NOVEMBER – A great month of reading, and I had lots of time for it with my mom’s slide toward heaven!
38. Back When We Were Grown Ups by Anne Tyler (Book Babes)
This is an Anne Tyler from my book club. I didn’t like the other one I read (Breathing Lessons), but I loved this one. It is about a woman who wonders how her life would have been different had she not married the man she married.
39. The Last Sin-Eater by Francine Rivers (Book Babes)
Again, I didn’t care for the other book that I read by her (Leota’s Garden), but I really liked this one. It was a great story, and I learned some history in the process. It is about folk religion in the Appalachian Mountains.
40. Mansfield Park by Jane Austen (Book Dames)
It was interesting to reread this.

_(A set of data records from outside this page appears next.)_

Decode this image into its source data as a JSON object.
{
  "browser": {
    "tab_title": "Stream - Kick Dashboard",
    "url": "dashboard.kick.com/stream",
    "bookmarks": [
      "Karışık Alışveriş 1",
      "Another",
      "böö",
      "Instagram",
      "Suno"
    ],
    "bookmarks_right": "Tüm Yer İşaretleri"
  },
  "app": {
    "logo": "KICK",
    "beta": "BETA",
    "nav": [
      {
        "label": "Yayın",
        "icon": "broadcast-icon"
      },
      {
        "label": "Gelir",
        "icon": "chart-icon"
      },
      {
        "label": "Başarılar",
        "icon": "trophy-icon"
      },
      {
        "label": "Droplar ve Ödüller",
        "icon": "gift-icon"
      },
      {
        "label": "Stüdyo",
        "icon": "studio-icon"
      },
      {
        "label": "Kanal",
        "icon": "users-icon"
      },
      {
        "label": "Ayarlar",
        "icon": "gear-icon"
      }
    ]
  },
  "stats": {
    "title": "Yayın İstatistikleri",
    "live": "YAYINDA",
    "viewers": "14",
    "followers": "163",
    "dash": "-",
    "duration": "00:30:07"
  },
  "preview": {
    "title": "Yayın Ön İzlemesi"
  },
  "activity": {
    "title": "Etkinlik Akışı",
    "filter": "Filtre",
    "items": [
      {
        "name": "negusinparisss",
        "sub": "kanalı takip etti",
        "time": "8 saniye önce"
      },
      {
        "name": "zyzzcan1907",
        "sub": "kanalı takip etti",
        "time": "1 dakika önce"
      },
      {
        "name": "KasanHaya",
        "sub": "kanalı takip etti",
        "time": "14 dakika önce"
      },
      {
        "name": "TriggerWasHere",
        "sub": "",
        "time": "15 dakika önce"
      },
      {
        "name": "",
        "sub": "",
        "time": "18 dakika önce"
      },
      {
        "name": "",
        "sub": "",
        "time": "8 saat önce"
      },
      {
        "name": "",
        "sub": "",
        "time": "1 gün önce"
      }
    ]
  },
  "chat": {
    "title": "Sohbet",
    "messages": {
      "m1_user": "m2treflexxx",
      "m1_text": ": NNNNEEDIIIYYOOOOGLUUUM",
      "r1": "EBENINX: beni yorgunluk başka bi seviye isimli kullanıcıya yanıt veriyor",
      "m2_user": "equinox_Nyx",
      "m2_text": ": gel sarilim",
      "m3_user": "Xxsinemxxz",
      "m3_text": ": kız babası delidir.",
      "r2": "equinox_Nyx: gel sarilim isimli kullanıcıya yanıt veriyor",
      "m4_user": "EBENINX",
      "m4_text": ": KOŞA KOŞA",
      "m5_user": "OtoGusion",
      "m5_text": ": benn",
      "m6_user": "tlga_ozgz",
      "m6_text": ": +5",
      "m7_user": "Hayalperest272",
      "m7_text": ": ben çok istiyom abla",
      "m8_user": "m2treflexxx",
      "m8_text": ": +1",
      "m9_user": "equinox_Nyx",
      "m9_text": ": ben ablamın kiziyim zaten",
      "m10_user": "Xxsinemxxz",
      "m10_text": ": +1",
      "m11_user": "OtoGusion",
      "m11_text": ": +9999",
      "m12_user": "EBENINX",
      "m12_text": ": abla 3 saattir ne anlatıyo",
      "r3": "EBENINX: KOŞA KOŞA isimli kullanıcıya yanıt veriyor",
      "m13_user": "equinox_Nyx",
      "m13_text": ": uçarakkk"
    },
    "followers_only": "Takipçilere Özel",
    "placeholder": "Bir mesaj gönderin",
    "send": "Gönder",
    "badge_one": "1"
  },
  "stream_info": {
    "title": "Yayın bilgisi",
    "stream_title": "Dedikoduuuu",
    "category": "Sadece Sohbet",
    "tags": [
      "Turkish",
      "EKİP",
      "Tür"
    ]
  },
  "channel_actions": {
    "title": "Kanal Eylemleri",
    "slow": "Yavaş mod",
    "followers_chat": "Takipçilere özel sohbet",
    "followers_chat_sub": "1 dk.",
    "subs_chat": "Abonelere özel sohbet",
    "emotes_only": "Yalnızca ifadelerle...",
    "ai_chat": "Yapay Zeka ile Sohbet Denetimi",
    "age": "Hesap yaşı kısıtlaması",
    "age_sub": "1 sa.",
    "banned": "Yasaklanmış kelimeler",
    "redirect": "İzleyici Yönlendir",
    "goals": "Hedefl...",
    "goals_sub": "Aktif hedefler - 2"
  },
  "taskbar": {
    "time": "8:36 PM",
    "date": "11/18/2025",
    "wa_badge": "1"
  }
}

I love the depth of relationship between the heroine and her love interest. I think this is a more serious novel than Pride and Prejudice, but I think I like P&P better which is different from the first time when I liked MP better! I am so looking forward to a faithful rendition of this book coming to the screen next year on PBS since the last rendition took much poetic license!
41. The Syringa Tree by Pam Gien (Book Babes)
After an Austen, it took me a while to get used to this writer’s style. It is told from the perspective of a white girl growing up in South Africa starting when she is five year old. It is a story of her love for her black maid and the baby that they must hide so the police don’t bring her back to Soweto. It is moving. It is a BIT overloaded with simile, but I still enjoyed it once I got into the “swing” of her style.
42. Three Cups of Tea by Greg Mortenson: One Man’s Mission to Promote Peace . . . One School at a Time (Book Babes)
This is a true story about a man who failed to climb K2 in the Hindu Kush but has climbed new heights in building schools for the poorest in Pakistan and Afghanistan. It is a very inspiring story. Loved it.
43. Blood Brothers by Elias Chacour (Book Babes – My recommendation)
This is a reread, and I remember why it is in my top 10 non-fiction books. It is a GEM of a read, and I can’t recommend it highly enough. It is the story of a Christian Palestinian during the time when the British pulled out of Palestine, and it became the nation of Israel. It is his true life story of what happened to him when it happened. It is a story about reconciliation. I love it!
In the middle of reading:
43 1/2. A Thousand Splendid Suns by Khaled Hosseini (Book Babes)
My review so far: This is on my Book Babes list. It is a novel by the author of The Kite Runner, and I think it is even BETTER. I started reading it on the elliptical at my club, and I couldn’t put it down. Thankfully a birthday lunch with a friend was canceled so that I could lounge on the couch ALL DAY and read it! I like this one more because the main character is a GIRL in Afghanistan. Poignant from the first page. Highly recommend it. (I planned on finishing it yesterday, but I got pulled away to go to a play with MBA: Anne of Green Gables